However, there has long been a trend of South Africans seeking out perceived lifestyle advantages by moving to other provinces. “KZN and, most notably, the Western Cape are favoured semigration destinations,” says co-founder of Sentinel Homes Renier Kriek.
Before Covid-19, semigration often took one of two forms, says Kriek.
Firstly, whole businesses or business units would relocate to the Western Cape or KZN with their employees in tow. This practice continues as businesses seek better service delivery. The second form was people who quit their jobs and accepted a pay cut to enjoy the so-called ‘lifestyle dividend’ of living closer to the shore or in rural areas, or decided to move their families and commute to Gauteng.
After Covid-19, which normalised remote working, a third variant of the semigration trend arose, notes Kriek. Remote workers can now work from almost anywhere.
“This new development has led to increased semigration to outlying or previously less favoured areas, such as small coastal towns, where whole businesses and single job-seekers would rarely have ventured,” says Kriek. These include West Coast towns such as Langebaan, St Helena Bay and Paternoster.
Factors driving people to such destinations, he notes, include the desire to escape higher levels of load shedding and crime, improved service delivery, a more relaxed social environment, and promising economic growth, job creation and infrastructure development.
For lower-income consumers, the Western Cape is attractive due to its lower unemployment rate (21.6% vs 32.9% nationally). Similarly, unemployment in KZN (30.9%) and the Northern Cape (26.6%) is less than the national average.
Between February 2022 and February 2023, food prices in the Western Cape grew by 12.4%, which is much lower than Gauteng (14.2%).
“The semigration trend in the Western Cape is fairly broad-based, whereas the northern coast is attracting more affluent earners from Gauteng,” says Kriek.
While previously popular locations like the northern suburbs of Cape Town have become much busier due to semigration, with the roadways surrounding the city showing signs of being overburdened, others, like Mossel Bay, are seeing growth and urbanisation, says Kriek.
He notes that it is also likely that the flood of semigrants to these areas could drive up house prices. This could be either to the benefit of locals selling their property or to their detriment if they wish to buy. In addition, existing homeowners could face higher-than-normal rates increases.
Prices in the Cape Town metro area have already far outpaced growth in the other urban centres. This factor, coupled with the inclination to seek greater value in times of rising interest rates, is driving buyers to hunt for properties in outlying areas, he says, that could yield bigger bang for their buck.
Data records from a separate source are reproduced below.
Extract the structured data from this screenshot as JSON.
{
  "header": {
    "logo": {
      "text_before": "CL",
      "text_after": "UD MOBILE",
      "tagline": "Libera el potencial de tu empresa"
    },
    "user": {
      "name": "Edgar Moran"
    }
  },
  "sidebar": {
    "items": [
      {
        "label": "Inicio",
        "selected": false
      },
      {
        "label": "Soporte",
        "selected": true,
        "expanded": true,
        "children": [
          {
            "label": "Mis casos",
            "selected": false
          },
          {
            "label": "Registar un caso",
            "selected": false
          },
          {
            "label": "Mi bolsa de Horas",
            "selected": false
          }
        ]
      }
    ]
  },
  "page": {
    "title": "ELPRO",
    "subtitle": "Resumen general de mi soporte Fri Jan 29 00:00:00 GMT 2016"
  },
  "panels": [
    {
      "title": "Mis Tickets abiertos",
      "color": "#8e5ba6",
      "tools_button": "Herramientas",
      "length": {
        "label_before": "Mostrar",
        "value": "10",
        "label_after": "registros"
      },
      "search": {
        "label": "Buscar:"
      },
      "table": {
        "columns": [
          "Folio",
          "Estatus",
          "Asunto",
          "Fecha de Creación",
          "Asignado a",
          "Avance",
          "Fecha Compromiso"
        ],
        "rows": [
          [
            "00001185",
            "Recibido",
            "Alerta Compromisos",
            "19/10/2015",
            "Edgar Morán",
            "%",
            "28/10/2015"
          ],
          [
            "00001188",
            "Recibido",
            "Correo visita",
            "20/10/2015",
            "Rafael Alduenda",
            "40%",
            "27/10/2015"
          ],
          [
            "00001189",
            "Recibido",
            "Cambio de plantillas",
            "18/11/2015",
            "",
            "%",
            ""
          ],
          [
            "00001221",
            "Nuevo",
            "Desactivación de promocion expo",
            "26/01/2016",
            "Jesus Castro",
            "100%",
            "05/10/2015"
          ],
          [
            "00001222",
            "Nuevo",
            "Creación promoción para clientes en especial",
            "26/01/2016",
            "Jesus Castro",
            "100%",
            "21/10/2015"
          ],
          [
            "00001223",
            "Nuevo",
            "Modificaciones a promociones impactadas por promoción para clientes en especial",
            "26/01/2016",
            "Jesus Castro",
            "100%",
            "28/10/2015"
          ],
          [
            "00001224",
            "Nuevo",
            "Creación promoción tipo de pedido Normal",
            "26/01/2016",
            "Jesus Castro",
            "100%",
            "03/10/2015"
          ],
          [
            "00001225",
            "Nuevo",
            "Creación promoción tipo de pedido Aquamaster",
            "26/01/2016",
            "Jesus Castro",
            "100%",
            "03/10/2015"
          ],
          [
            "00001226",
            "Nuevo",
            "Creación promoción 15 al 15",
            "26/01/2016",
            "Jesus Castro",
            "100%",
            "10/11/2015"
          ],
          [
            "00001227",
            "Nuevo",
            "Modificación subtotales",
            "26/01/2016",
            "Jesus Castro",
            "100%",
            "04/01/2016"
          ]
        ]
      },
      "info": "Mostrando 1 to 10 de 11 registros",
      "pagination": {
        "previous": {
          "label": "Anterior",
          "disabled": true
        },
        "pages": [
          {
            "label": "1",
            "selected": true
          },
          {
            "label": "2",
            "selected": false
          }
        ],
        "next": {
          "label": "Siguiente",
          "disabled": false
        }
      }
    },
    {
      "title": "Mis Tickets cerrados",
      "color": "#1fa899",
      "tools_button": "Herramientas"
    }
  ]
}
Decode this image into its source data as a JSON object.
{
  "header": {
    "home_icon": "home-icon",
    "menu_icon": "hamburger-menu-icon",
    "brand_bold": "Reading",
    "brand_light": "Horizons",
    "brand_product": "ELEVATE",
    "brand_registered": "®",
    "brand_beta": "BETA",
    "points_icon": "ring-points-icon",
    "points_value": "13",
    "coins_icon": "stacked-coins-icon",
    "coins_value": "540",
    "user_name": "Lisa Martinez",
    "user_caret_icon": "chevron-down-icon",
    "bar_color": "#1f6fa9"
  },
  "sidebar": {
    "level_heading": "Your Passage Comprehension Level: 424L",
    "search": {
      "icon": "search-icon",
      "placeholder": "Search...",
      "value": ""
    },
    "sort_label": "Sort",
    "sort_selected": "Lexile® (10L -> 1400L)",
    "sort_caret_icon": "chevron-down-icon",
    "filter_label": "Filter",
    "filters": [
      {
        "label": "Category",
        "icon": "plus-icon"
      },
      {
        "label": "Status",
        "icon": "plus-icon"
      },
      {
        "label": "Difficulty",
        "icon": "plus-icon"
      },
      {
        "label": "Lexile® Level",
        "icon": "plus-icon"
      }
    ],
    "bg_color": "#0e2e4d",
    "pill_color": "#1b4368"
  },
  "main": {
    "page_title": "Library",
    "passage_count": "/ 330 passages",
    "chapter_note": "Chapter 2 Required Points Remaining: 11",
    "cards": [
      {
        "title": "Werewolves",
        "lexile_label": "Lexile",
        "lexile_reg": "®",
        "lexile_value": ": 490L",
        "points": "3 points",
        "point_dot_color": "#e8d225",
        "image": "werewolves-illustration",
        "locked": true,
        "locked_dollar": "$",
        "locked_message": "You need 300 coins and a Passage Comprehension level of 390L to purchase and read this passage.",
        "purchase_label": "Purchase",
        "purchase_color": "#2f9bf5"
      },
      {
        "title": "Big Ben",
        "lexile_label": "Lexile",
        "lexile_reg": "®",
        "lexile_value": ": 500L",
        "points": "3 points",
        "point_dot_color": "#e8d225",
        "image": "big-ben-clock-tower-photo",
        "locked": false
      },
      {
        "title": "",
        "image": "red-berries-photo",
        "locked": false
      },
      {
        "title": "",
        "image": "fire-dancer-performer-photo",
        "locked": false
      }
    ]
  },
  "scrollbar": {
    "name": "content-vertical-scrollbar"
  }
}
As demand outstrips supply, areas outside established urban and suburban districts will likely gain more attention from home seekers, says Kriek, so prospective semigrants should take the plunge as soon as possible.